Ouch! Yet this resembles so many of Shakespeare’s Sonnets where he threatens the lover with extermination for not returning his love. Yet beyond the jealousy and hurt feelings is something much deeper: an indictment of wealth itself, of the idea that any man or woman can truly be superior to another. “Dead you will lie,” she reminds the noblewoman, and no one will remember you—you’ll just be another shade in Hades. However, without anyone to sing your song, you will be anonymous, unloved in either realm, and thus doubly forgotten. Art, alone, is the source of memory, since it goes far beyond an honor roll of heroes and princesses. It makes these people live in our hearts, makes them us, so we can share in their story. But this woman will fade completely, her last breath extinguished into the ether, never to be reborn on the wings of song. In this poem we hear the anger of Mozart, fighting against the pompous Viennese court or even J.S. Bach writing a pathetic dedication to the Archbishop of Brandenburg (who never even bothered to play the Brandenburg Concertos—the only way we ever remember his existence!). This also suggests a factor in the disappearance of her work; not everyone was a fan, clearly, and some might have been quite offended by her audacious remarks on love and authorship.

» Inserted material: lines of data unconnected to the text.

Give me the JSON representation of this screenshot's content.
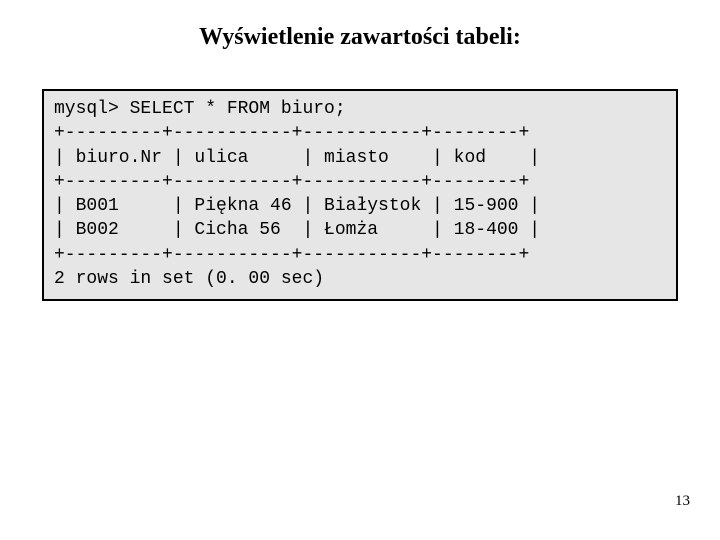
{
  "title": "Wyświetlenie zawartości tabeli:",
  "code": {
    "l1": "mysql> SELECT * FROM biuro;",
    "l2": "+---------+-----------+-----------+--------+",
    "l3": "| biuro.Nr | ulica     | miasto    | kod    |",
    "l4": "+---------+-----------+-----------+--------+",
    "l5": "| B001     | Piękna 46 | Białystok | 15-900 |",
    "l6": "| B002     | Cicha 56  | Łomża     | 18-400 |",
    "l7": "+---------+-----------+-----------+--------+",
    "l8": "2 rows in set (0. 00 sec)"
  },
  "page_number": "13",
  "chart_data": {
    "type": "table",
    "title": "biuro",
    "columns": [
      "biuro.Nr",
      "ulica",
      "miasto",
      "kod"
    ],
    "rows": [
      [
        "B001",
        "Piękna 46",
        "Białystok",
        "15-900"
      ],
      [
        "B002",
        "Cicha 56",
        "Łomża",
        "18-400"
      ]
    ],
    "footer": "2 rows in set (0. 00 sec)",
    "query": "SELECT * FROM biuro;"
  }
}
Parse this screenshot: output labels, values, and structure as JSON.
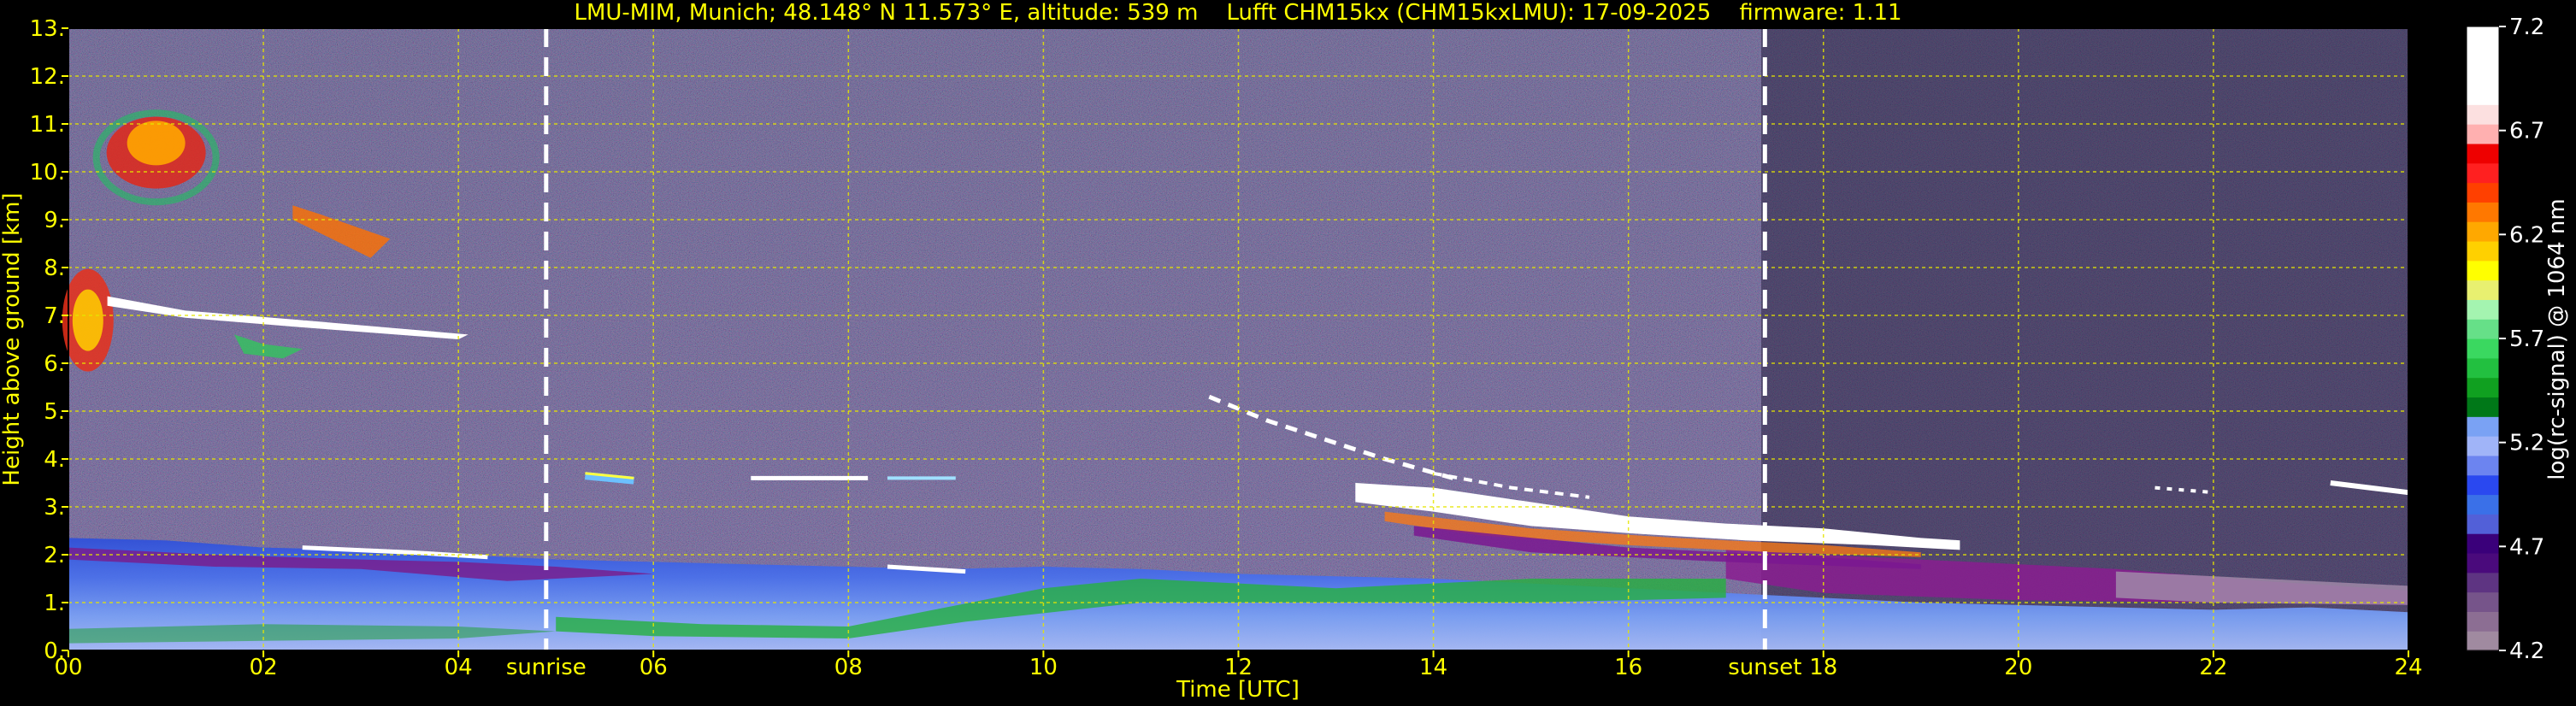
{
  "chart_data": {
    "type": "heatmap",
    "title": "LMU-MIM, Munich; 48.148° N 11.573° E, altitude: 539 m    Lufft CHM15kx (CHM15kxLMU): 17-09-2025    firmware: 1.11",
    "xlabel": "Time [UTC]",
    "ylabel": "Height above ground [km]",
    "xlim": [
      0,
      24
    ],
    "ylim": [
      0,
      13
    ],
    "x_ticks": [
      "00",
      "02",
      "04",
      "06",
      "08",
      "10",
      "12",
      "14",
      "16",
      "18",
      "20",
      "22",
      "24"
    ],
    "y_ticks": [
      "0.",
      "1.",
      "2.",
      "3.",
      "4.",
      "5.",
      "6.",
      "7.",
      "8.",
      "9.",
      "10.",
      "11.",
      "12.",
      "13."
    ],
    "grid": true,
    "markers": [
      {
        "label": "sunrise",
        "x": 4.9
      },
      {
        "label": "sunset",
        "x": 17.4
      }
    ],
    "colorbar": {
      "label": "log(rc-signal) @ 1064 nm",
      "min": 4.2,
      "max": 7.2,
      "ticks": [
        "4.2",
        "4.7",
        "5.2",
        "5.7",
        "6.2",
        "6.7",
        "7.2"
      ],
      "colors": [
        "#a08aa0",
        "#8c6e93",
        "#76548a",
        "#5e3482",
        "#4a0a7c",
        "#3a007a",
        "#5260d8",
        "#3a70e8",
        "#2a48f0",
        "#6c84f0",
        "#a0b4f8",
        "#7aa2f4",
        "#007818",
        "#10a020",
        "#22c040",
        "#3ad860",
        "#66e088",
        "#a4f4b0",
        "#e8f070",
        "#ffff00",
        "#ffd000",
        "#ffa800",
        "#ff7800",
        "#ff4000",
        "#ff2020",
        "#ee0000",
        "#ffb0b0",
        "#fce0e0",
        "#ffffff",
        "#ffffff",
        "#ffffff",
        "#ffffff"
      ]
    },
    "features": [
      {
        "name": "boundary layer aerosol",
        "x": [
          0,
          24
        ],
        "y": [
          0,
          2.4
        ]
      },
      {
        "name": "elevated aerosol layer",
        "x": [
          17,
          24
        ],
        "y": [
          0.5,
          2.0
        ]
      },
      {
        "name": "mid-level cloud 1",
        "x": [
          2.3,
          4.1
        ],
        "y": [
          6.9,
          7.4
        ]
      },
      {
        "name": "mid-level cloud 2",
        "x": [
          5.3,
          9.2
        ],
        "y": [
          3.5,
          3.7
        ]
      },
      {
        "name": "mid-level cloud 3",
        "x": [
          11.6,
          19.4
        ],
        "y": [
          2.0,
          5.0
        ]
      },
      {
        "name": "cirrus",
        "x": [
          0.3,
          4.0
        ],
        "y": [
          6.0,
          11.3
        ]
      },
      {
        "name": "late cloud",
        "x": [
          21.4,
          24
        ],
        "y": [
          3.0,
          3.6
        ]
      }
    ]
  }
}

Yet Sappho expected to be remembered, even if the honey of authorship would be denied in this life. In yet another fragment, she writes, “someone will remember us/I say/even in another time” (297). As we read these poems, we get a sense of how she wanted to be remembered; less for herself, perhaps, than for all women of her time, whose songs and loves went unrecorded. In A Room of One’s Own, Virginia Woolf asks us to imagine all of history and literature if men were merely peripheral characters, never the movers and shakers. What if they were merely the lovers of women, the servants, the invisible fathers and brothers? In Sappho’s poems, this is literally true: there are few men, and those that exist, are predatory forces, marrying off the young women of Lesbos and robbing them of friendship and virginity. In these fleeting glances, we see what women experienced among a world of women; how they re-imagined Helen (the epitome of a faithless wife) as a doomed heroine, forsaking home and family for a taste of love. The women of Sappho’s time could not imagine such boldness, and those that did—like Sappho herself—were swiftly exiled. Perhaps this explains one of the most poignant fragments in the book,
“I would not think to touch the sky with two arms” (109).
What woman would dare to reach for the sky—the stars—with her two weak, mortal arms? That was the world set aside for men, for the heroic exploits of kings and conquerors. Yet, in her own quiet way, Sappho touched the sky and hoisted herself into eternity. Though the greater part of her work has been amputated, these few, scattered lines linger in the memory and evoke a world forgotten by literature. A world where women told their own stories and even men stood breathless with wonder.